# [TASK DIRECTIONS]
Count the lines below holding "title" and answer with that number only.

(LISTED ENTRIES)

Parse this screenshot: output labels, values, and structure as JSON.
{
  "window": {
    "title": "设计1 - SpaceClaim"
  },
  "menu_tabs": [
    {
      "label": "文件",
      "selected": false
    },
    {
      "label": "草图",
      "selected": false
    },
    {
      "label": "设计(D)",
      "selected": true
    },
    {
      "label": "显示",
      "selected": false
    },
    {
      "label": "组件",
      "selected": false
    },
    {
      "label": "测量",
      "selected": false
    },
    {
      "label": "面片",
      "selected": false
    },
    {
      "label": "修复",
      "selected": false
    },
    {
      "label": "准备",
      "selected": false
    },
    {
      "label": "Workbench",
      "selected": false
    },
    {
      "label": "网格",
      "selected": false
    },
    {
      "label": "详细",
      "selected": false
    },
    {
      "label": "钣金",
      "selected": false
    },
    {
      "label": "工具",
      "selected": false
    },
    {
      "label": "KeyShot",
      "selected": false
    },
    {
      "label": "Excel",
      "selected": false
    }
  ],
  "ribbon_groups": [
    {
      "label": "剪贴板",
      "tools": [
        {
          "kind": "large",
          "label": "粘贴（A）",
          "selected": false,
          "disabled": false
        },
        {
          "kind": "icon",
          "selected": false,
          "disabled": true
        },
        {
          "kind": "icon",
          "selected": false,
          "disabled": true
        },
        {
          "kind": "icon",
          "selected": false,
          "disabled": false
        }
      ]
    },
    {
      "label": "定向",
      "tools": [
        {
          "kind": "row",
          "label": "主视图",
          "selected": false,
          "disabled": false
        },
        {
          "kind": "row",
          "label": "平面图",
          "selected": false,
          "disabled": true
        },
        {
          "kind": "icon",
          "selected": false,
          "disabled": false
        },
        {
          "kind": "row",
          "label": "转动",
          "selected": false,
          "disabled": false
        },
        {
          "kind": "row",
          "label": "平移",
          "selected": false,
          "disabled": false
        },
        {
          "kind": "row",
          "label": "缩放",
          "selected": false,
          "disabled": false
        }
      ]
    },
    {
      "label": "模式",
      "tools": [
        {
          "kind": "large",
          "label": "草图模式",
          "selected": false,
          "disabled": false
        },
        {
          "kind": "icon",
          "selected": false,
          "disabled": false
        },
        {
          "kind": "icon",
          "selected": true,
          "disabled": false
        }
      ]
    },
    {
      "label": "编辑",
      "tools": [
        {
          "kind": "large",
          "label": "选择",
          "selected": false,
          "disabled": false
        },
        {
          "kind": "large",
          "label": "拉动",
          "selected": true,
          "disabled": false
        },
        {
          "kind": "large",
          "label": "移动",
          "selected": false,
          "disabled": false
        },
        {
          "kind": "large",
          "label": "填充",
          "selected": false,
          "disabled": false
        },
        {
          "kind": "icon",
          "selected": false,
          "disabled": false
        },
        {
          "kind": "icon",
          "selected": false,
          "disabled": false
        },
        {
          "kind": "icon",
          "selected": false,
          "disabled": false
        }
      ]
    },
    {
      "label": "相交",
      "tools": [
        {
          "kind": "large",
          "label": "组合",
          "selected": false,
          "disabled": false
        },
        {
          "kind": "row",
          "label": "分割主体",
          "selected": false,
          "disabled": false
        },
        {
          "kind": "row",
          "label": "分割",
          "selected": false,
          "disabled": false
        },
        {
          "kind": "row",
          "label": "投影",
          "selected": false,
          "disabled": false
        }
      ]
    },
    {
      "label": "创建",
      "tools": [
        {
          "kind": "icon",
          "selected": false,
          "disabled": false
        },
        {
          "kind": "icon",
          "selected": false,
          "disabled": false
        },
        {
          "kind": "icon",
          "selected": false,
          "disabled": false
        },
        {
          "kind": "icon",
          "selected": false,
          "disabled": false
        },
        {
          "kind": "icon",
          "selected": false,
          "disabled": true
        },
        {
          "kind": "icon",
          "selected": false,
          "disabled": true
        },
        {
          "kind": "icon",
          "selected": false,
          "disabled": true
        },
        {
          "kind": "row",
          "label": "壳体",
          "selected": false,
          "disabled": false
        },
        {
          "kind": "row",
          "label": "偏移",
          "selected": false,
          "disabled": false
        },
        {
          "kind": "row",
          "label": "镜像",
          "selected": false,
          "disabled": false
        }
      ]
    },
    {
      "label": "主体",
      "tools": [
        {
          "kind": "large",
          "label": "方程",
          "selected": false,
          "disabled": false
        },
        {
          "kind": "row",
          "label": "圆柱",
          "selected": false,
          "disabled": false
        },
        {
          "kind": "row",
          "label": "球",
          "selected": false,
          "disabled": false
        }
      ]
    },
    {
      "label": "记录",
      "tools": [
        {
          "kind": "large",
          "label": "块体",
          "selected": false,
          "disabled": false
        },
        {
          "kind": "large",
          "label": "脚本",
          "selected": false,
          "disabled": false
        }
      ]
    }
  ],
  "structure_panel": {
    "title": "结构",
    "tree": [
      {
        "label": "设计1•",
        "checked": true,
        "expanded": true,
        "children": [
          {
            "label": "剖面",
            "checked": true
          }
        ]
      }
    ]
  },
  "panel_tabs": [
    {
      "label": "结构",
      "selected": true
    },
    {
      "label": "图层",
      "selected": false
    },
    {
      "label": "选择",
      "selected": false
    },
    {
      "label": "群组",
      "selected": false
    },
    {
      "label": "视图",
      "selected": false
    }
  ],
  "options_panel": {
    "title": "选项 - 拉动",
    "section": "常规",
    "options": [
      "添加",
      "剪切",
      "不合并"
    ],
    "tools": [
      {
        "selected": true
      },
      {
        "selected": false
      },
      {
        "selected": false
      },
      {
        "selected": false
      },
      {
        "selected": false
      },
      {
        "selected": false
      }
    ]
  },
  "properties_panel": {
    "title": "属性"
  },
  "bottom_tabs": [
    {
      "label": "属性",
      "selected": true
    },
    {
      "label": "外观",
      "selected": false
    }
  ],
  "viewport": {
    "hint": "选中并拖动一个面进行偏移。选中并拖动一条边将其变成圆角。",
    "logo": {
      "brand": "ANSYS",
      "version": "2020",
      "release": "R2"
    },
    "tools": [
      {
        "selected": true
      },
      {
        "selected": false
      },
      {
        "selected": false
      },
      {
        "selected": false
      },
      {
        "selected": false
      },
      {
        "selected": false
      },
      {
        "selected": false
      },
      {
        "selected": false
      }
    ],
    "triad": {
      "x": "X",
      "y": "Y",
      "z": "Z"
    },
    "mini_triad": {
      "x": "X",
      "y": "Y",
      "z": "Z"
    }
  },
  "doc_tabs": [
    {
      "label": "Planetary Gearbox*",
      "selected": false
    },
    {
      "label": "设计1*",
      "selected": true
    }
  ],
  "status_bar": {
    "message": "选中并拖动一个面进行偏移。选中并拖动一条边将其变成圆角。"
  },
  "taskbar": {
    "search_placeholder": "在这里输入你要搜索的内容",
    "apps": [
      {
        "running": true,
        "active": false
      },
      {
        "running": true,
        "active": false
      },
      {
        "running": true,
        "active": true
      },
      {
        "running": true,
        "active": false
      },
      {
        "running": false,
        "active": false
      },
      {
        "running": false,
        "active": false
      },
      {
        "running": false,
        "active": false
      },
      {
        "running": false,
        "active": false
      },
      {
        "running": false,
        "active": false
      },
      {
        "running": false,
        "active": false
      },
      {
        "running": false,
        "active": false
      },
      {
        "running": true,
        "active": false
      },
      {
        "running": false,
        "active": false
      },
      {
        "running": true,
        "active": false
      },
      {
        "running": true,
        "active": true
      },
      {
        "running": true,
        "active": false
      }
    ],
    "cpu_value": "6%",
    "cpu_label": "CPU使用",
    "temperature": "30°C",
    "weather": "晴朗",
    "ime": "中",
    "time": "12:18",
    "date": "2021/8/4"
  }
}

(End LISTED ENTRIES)

# [WORKED SOLUTION]
4